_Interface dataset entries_
■ ■ ■
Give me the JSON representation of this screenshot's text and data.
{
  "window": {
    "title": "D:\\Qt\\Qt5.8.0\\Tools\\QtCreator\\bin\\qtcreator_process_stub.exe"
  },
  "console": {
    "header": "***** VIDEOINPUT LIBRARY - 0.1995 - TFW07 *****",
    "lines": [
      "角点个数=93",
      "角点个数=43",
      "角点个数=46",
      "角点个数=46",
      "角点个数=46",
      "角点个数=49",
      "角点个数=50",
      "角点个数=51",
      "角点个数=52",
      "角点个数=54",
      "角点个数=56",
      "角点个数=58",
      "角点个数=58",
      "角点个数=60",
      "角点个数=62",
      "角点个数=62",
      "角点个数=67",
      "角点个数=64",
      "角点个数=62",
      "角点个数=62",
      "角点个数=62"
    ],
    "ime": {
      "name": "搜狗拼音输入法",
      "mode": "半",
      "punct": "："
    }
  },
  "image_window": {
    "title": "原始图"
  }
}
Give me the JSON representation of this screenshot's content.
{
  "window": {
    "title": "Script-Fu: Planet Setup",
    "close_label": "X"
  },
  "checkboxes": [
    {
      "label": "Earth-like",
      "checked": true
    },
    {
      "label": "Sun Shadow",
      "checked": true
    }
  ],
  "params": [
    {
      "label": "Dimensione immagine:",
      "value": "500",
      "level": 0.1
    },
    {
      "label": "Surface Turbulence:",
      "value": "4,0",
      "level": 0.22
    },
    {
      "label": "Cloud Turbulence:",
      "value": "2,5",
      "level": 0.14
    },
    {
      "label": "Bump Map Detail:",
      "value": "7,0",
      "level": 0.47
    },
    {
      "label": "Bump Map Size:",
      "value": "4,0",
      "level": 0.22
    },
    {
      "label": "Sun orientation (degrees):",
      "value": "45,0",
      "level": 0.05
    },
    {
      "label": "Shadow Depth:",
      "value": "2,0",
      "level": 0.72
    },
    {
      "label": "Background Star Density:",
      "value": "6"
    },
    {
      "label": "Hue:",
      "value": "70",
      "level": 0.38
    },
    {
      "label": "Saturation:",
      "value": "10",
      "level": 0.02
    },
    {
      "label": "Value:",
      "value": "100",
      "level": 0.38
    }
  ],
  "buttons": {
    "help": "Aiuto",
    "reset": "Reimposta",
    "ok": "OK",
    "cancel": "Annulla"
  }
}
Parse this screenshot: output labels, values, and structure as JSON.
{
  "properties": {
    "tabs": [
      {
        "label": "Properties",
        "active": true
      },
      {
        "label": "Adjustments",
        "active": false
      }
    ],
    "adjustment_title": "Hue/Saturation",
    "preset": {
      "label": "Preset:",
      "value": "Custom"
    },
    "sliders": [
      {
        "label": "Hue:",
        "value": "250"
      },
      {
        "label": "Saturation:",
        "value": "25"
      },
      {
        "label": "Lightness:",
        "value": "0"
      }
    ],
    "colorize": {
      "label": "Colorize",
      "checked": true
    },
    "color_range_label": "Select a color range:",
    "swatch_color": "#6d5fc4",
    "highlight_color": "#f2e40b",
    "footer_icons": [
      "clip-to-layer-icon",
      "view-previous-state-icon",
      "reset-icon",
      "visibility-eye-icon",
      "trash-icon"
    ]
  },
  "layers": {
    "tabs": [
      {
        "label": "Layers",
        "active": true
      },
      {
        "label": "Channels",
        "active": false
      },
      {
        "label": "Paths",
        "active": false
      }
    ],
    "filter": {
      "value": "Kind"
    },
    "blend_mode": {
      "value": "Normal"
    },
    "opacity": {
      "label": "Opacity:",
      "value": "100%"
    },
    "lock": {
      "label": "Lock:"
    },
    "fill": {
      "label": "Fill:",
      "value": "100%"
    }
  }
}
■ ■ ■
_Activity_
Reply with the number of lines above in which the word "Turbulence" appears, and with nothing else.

_Written reply_
2